A recent online poll conducted by American Cinematographer (AC) magazine, revealed the top 10 films of 1998-2008 were all produced on Kodak film.

Jean-Pierre Jeunet's Amélie, shot by Bruno Delbonnel, ASC, AFC, was ranked number one.
"This is a real honor for me, especially considering the other movies in this list," says Delbonnel. "These are some of the finest cinematographers, and I'm not sure I deserve to be among them, but I am very happy to be. They are all explorers."

The poll is a follow-up to one published in 1999 by AC, in honor of the American Society of Cinematographers' 80th anniversary; that vote covered the best-shot movies of 1894-1997 (www.theasc.com/magazine/mar99/best/index.htm). For the new poll, AC asked its international audience of subscribers to nominate 10 films released between 1998 and 2008 that they believed had the best cinematography. A final ballot listing the 50 most popular nominees was then posted on the ASC website (www.theasc.com), and the final vote was open to the public. More than 17,000 people around the world participated. The Top 10 results are:

  1. Amélie: Bruno Delbonnel, ASC, AFC (2001)
  2. Children of Men: Emmanuel Lubezki, ASC, AMC (2006)
  3. Saving Private Ryan: Janusz Kaminski (1998)
  4. There Will Be Blood: Robert Elswit, ASC (2007)
  5. No Country for Old Men: Roger Deakins, ASC, BSC (2007)
  6. Fight Club: Jeff Cronenweth, ASC (1999)
  7. The Dark Knight: Wally Pfister, ASC (2008)
  8. Road to Perdition: Conrad L. Hall, ASC (2002)
  9. Cidade de Deus (City of God): César Charlone, ABC (2002)
  10. American Beauty: Conrad L. Hall, ASC (1999)

"The wealth of great cinematography during this 10-year period was truly staggering, and the variety and scope of this Top 10 is the tip of the iceberg," says Michael Goi, president of the American Society of Cinematographers. "What's immediately evident is how international the craft of cinematography truly is, and how the ASC embraces these artists as its members, regardless of their geographical locations or the budgets they work with. It's all about the power of the moving image to tell stories."
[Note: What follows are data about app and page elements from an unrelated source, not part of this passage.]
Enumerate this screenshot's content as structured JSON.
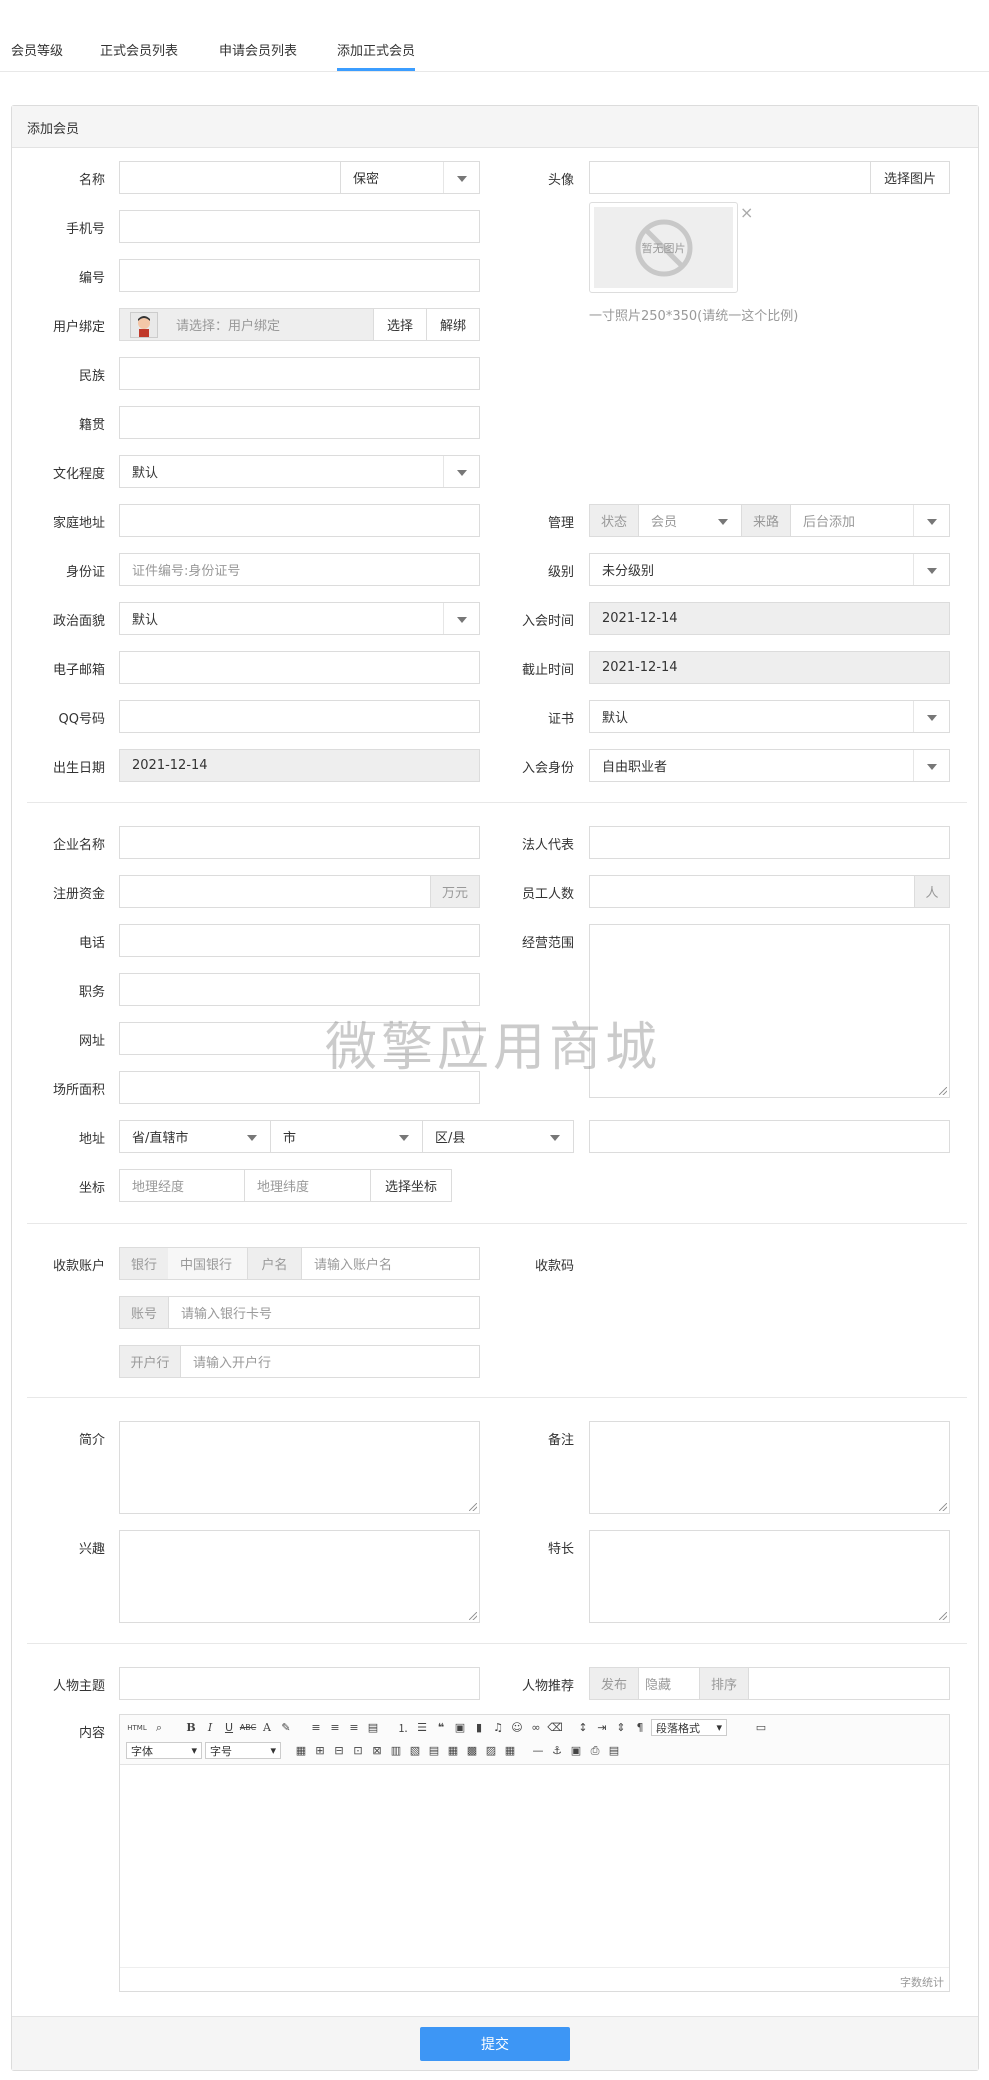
{
  "tabs": [
    "会员等级",
    "正式会员列表",
    "申请会员列表",
    "添加正式会员"
  ],
  "panel_title": "添加会员",
  "left1": {
    "name_label": "名称",
    "gender_value": "保密",
    "phone_label": "手机号",
    "number_label": "编号",
    "user_bind_label": "用户绑定",
    "user_bind_placeholder": "请选择：用户绑定",
    "select_btn": "选择",
    "unbind_btn": "解绑",
    "ethnic_label": "民族",
    "native_label": "籍贯",
    "education_label": "文化程度",
    "education_value": "默认",
    "address_label": "家庭地址",
    "idcard_label": "身份证",
    "idcard_placeholder": "证件编号:身份证号",
    "political_label": "政治面貌",
    "political_value": "默认",
    "email_label": "电子邮箱",
    "qq_label": "QQ号码",
    "birth_label": "出生日期",
    "birth_value": "2021-12-14"
  },
  "right1": {
    "avatar_label": "头像",
    "choose_image_btn": "选择图片",
    "no_image_text": "暂无图片",
    "avatar_hint": "一寸照片250*350(请统一这个比例)",
    "manage_label": "管理",
    "status_addon": "状态",
    "status_value": "会员",
    "source_addon": "来路",
    "source_value": "后台添加",
    "level_label": "级别",
    "level_value": "未分级别",
    "join_time_label": "入会时间",
    "join_time_value": "2021-12-14",
    "expire_label": "截止时间",
    "expire_value": "2021-12-14",
    "cert_label": "证书",
    "cert_value": "默认",
    "identity_label": "入会身份",
    "identity_value": "自由职业者"
  },
  "company": {
    "name_label": "企业名称",
    "legal_label": "法人代表",
    "capital_label": "注册资金",
    "capital_unit": "万元",
    "staff_label": "员工人数",
    "staff_unit": "人",
    "tel_label": "电话",
    "scope_label": "经营范围",
    "position_label": "职务",
    "website_label": "网址",
    "area_label": "场所面积",
    "addr_label": "地址",
    "province": "省/直辖市",
    "city": "市",
    "district": "区/县",
    "coord_label": "坐标",
    "lng_placeholder": "地理经度",
    "lat_placeholder": "地理纬度",
    "choose_coord_btn": "选择坐标"
  },
  "bank": {
    "label": "收款账户",
    "bank_addon": "银行",
    "bank_value": "中国银行",
    "holder_addon": "户名",
    "holder_placeholder": "请输入账户名",
    "account_addon": "账号",
    "account_placeholder": "请输入银行卡号",
    "branch_addon": "开户行",
    "branch_placeholder": "请输入开户行",
    "qrcode_label": "收款码"
  },
  "bio": {
    "intro_label": "简介",
    "remark_label": "备注",
    "hobby_label": "兴趣",
    "skill_label": "特长"
  },
  "extra": {
    "topic_label": "人物主题",
    "recommend_label": "人物推荐",
    "publish_addon": "发布",
    "hide_value": "隐藏",
    "sort_addon": "排序",
    "content_label": "内容",
    "font_family": "字体",
    "font_size": "字号",
    "para_format": "段落格式",
    "word_count": "字数统计",
    "html_btn": "HTML"
  },
  "submit_btn": "提交",
  "watermark": "微擎应用商城"
}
American Cinematographer magazine will publish a feature about the Top 10 films in its August issue.